But I'm a big fan of Alicia Vikander. Last year I put her on the list of my top ten favorite actresses as #8. After watching Tomb Raider in the theater yesterday, I'd say she's more like #5. She's definitely my favorite under-40 actress working today. Yes, she's THAT good in this movie.
I went to Tomb Raider yesterday under very unusual conditions. I had not seen any trailers for it. I had not read anyone's reviews or thoughts on it. I didn't know who else was in it besides Alicia Vikander. I just knew it was her playing Lara Croft. That's it. I basically never go to a movie with that little information. Just doesn't happen. But for whatever reason, nothing about this movie crossed my path before I went to see it. Which made for a very fun viewing because everything was a surprise!
Like, I didn't know that Dominic West was in it. I was so surprised and excited when he showed up as her dad! (But I must admit it's been so long since I saw him in anything, I spent like 5 minutes of the movie trying to remember what his name is.) I've liked him ever since I first saw him in A Christmas Carol (1999), and he's one of those solidly enjoyable actors that I know will give a fun performance no matter what he's in.
|(There are almost no pictures online of him in this movie. It's like a conspiracy|
trying to keep me from knowing that he's in it or something.)
I also didn't know anything about the plot. Basically, Lara Croft is a 20-something girl living almost on the streets, struggling to make enough money with a delivery job to pay her dues at the boxing center where she trains. And then it turns out that actually, she's almost very rich. Almost because, if she wants to inherit her dad's money, she has to declare him legally dead since he disappeared seven years ago. And she doesn't want to do that. So she's just scraping by instead.
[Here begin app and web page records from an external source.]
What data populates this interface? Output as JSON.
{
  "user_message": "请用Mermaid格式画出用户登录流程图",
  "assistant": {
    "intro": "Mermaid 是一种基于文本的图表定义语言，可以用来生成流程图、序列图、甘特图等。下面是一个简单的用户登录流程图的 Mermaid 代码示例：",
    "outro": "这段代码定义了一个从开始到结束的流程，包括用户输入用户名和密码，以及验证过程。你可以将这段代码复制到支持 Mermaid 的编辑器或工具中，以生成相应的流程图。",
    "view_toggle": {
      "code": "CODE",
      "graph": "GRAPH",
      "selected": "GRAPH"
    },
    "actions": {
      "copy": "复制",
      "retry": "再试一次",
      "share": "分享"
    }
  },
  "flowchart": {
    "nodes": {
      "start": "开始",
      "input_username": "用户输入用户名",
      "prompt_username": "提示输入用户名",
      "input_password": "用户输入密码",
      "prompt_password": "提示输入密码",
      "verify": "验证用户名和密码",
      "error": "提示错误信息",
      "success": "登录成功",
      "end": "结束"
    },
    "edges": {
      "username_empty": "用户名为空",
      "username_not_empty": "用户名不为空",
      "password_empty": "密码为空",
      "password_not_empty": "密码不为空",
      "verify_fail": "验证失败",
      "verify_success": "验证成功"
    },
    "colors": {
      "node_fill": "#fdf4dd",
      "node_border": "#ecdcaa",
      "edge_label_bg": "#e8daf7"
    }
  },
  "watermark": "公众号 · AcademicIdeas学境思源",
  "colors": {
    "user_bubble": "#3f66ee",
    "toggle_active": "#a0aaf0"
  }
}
But then she discovers that her dad was secretly searching for this mysterious island where this freaky Japanese goddess of death is supposedly buried. He wants to keep these other people from finding her and unleashing her powers of destruction on the world. And that's where he went seven years ago, on a quest to protect the world from an ancient evil.
Lara, being extremely clever and good at solving puzzles and riddles of all sorts, figures out where he went. And she goes after him. She wants to at least find where he went, some sign that he was there, maybe even find his remains so she knows once and for all that he's truly gone.
She enlists the help of a boatman (Daniel Wu) to find the island, and once there, of course there's a tomb to raid and so on. The movie as a whole has a very Indiana Jones vibe to it, WAY more than I remember the other two Tomb Raider movies having. There are lots of traps, vague riddles, creepy ways to die, skeletons, and so on, plus gobs and gobs of Bad Guys. Including one main bad guy played by Walton Goggins who was, to be honest, boring. But at the same time, kind of interesting in his boringness because he wasn't some megalomaniac or obsessed fortune hunter or arch nemesis. He was just a dude doing a job and wanting to go home. He reminded me of a tame and boring Bruce Dern, actually. Like, Bruce Dern on a non-spicy day.
And this Lara Croft is not super-human. She fails at things. She gets very hurt. She gets tired. It's altogether awesome and refreshing and... not entirely believable, but more believable than a lot of action movies, really. Like Indiana Jones in that way too.
So anyway, it's a really fun movie, and I might actually go see it again if it's still playing in a few weeks. I'd like to see it over now knowing all the twists to see how it works with that knowledge, because I'm pretty sure it will slot together beautifully like one of the puzzles Lara Croft has to solve in the movie.
Is this movie family friendly? There's a lot of Danger and Action and Scary Situations. Lots of shooting and other violence, but it's non-gory. A little bad language, some innuendo in dialog maybe? No nudity, no love scenes. Lara does run around in a tight tank top for most of the movie. For teens and up, in other words.